The first step in capturing information is to record all matters in an intake or triage system, rather than waiting until they are material. This allows for a more thorough and thoughtful assessment of risk and estimation of potential loss. It’s impossible to set legal reserves if data about matters is never recorded in the first place.
In addition to ensuring that information is captured, it’s important to focus on recording the right information. Quality assessment of recorded information is dependent upon an organization’s data maturity and overall data strategy. Organizations that have only recently begun to capture matter data may not yet be ready to assess the quality of that information. Companies that have a large amount of data that’s been captured as part of the workflow process, on the other hand, are better poised to focus their attention on the quality of the data.
One straightforward way to record necessary information is to focus on the basics and to develop a standardized data model. This data model will facilitate the recording and reporting of data through the organization.
How to Encourage Legal Data Capture
Even the best structured legal management systems are limited by the quality and quantity of the data entered. How can organizations best encourage their personnel to enter pertinent information?
By incorporating rewards and competitive elements (“gamification”) into the legal data capture process, employees are extrinsically motivated to enter accurate, timely information. Internal leaderboards that display the names of the attorneys whose information is most timely or most accurate can encourage participation. These methods can help to prevent both last-minute data scrambles and low-quality data entry by rewarding positive legal data entries.
Culture and Best Practices
An organization’s data culture can play a large role in how seriously employees view their role in the data capturing process. Attorneys can benefit from quality data, but if the paralegals who enter the data know that it will never be used, they are less likely to spend time ensuring that the information captured is of high quality. Data-centric organizations that highlight the importance of data in the decision-making process are more likely to have practices in place throughout their organization that facilitate the capture and reporting of quality data.
Sometimes the best and easiest way to capture information is to remove the human element. By developing standard documents that utilize consistent fields, organizations can automate the data input process by using computer software to pull information from the standard documents and input it directly into the legal management system.
It may not be possible to standardize external documentation like docket information or demand letters, but these can often still be reviewed by software and automatically entered into systems.
The Risk of Reserves
There is an inherent risk when financial metrics, such as reserves or financial statements as a whole, are tied to individuals’ remuneration or compensation. Just last year the SEC took action against RPM International and its general counsel for failing to disclose and accrue contingent legal liabilities. The GC, who held $1.8 million in RPM stock and stood to lose if the stock price declined, failed to pass information about a governmental investigation on to upper management. While a discussion of internal controls related to financial statement reporting is beyond the scope of this post, it’s important for organizations to understand that certain individuals, or groups of individuals, may have misaligned incentives to properly capture and report information relating to legal reserves.

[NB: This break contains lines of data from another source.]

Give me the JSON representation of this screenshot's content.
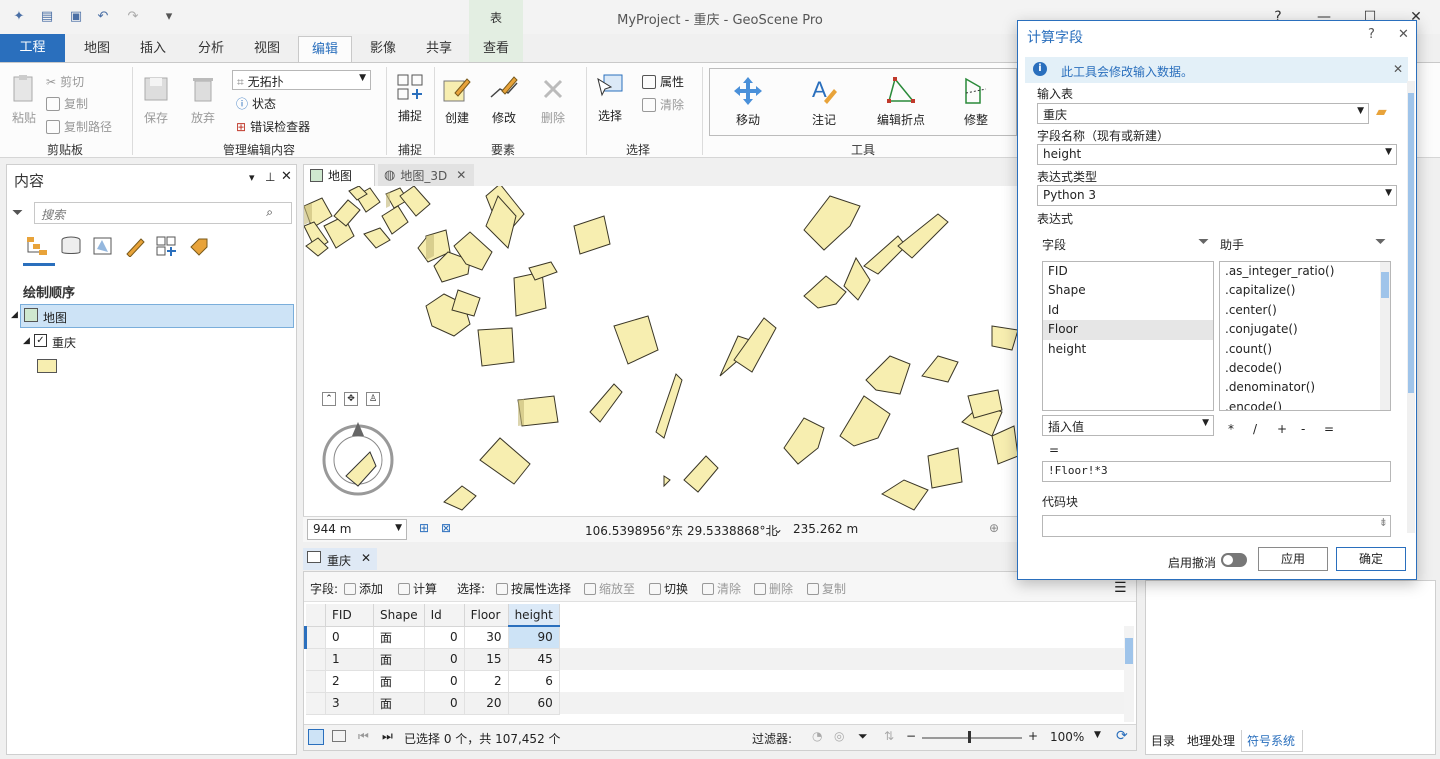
{
  "app": {
    "title": "MyProject - 重庆 - GeoScene Pro",
    "context_group": "表",
    "help": "?",
    "window_controls": [
      "—",
      "☐",
      "✕"
    ]
  },
  "tabs": [
    "工程",
    "地图",
    "插入",
    "分析",
    "视图",
    "编辑",
    "影像",
    "共享",
    "查看"
  ],
  "active_tab": "编辑",
  "ribbon": {
    "clipboard": {
      "paste": "粘贴",
      "cut": "剪切",
      "copy": "复制",
      "copy_path": "复制路径",
      "label": "剪贴板"
    },
    "manage": {
      "save": "保存",
      "discard": "放弃",
      "topology": "无拓扑",
      "status": "状态",
      "error_inspector": "错误检查器",
      "label": "管理编辑内容"
    },
    "snapping": {
      "snap": "捕捉",
      "label": "捕捉"
    },
    "features": {
      "create": "创建",
      "modify": "修改",
      "delete": "删除",
      "label": "要素"
    },
    "selection": {
      "select": "选择",
      "attributes": "属性",
      "clear": "清除",
      "label": "选择"
    },
    "tools": {
      "move": "移动",
      "annotate": "注记",
      "edit_vertices": "编辑折点",
      "reshape": "修整",
      "label": "工具"
    }
  },
  "contents": {
    "title": "内容",
    "search_placeholder": "搜索",
    "drawing_order": "绘制顺序",
    "map_layer": "地图",
    "layer": "重庆"
  },
  "map_tabs": [
    {
      "label": "地图",
      "active": true
    },
    {
      "label": "地图_3D",
      "active": false
    }
  ],
  "map_status": {
    "scale": "944 m",
    "coords": "106.5398956°东 29.5338868°北",
    "elevation": "235.262 m"
  },
  "table": {
    "tab_label": "重庆",
    "toolbar": {
      "fields_label": "字段:",
      "add": "添加",
      "calculate": "计算",
      "selection_label": "选择:",
      "select_by_attr": "按属性选择",
      "zoom_to": "缩放至",
      "switch": "切换",
      "clear": "清除",
      "delete": "删除",
      "copy": "复制"
    },
    "columns": [
      "FID",
      "Shape",
      "Id",
      "Floor",
      "height"
    ],
    "rows": [
      [
        "0",
        "面",
        "0",
        "30",
        "90"
      ],
      [
        "1",
        "面",
        "0",
        "15",
        "45"
      ],
      [
        "2",
        "面",
        "0",
        "2",
        "6"
      ],
      [
        "3",
        "面",
        "0",
        "20",
        "60"
      ]
    ],
    "status": "已选择 0 个，共 107,452 个",
    "filter_label": "过滤器:",
    "zoom": "100%"
  },
  "right_tabs": [
    "目录",
    "地理处理",
    "符号系统"
  ],
  "dialog": {
    "title": "计算字段",
    "help": "?",
    "info": "此工具会修改输入数据。",
    "input_table_label": "输入表",
    "input_table": "重庆",
    "field_name_label": "字段名称（现有或新建）",
    "field_name": "height",
    "expr_type_label": "表达式类型",
    "expr_type": "Python 3",
    "expression_label": "表达式",
    "fields_header": "字段",
    "helpers_header": "助手",
    "fields": [
      "FID",
      "Shape",
      "Id",
      "Floor",
      "height"
    ],
    "helpers": [
      ".as_integer_ratio()",
      ".capitalize()",
      ".center()",
      ".conjugate()",
      ".count()",
      ".decode()",
      ".denominator()",
      ".encode()"
    ],
    "insert_values": "插入值",
    "operators": [
      "*",
      "/",
      "+",
      "-",
      "="
    ],
    "equals": "=",
    "expression": "!Floor!*3",
    "code_block_label": "代码块",
    "undo_label": "启用撤消",
    "apply": "应用",
    "ok": "确定"
  },
  "colors": {
    "accent": "#2a6fbd",
    "building_fill": "#f7eeb0",
    "building_stroke": "#5a5436"
  }
}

Much of our discussion up to this point has focused on the theory of accrual and disclosure of contingent losses, as well as the reserve setting process. In our upcoming posts, we’ll move into a more application-centered discussion. We will build off of the importance of implementing and utilizing the effective matter management systems discussed in this post. Without proper systems to capture matter information, the risk models we’ll introduce in our next post would lack all data inputs and be useless.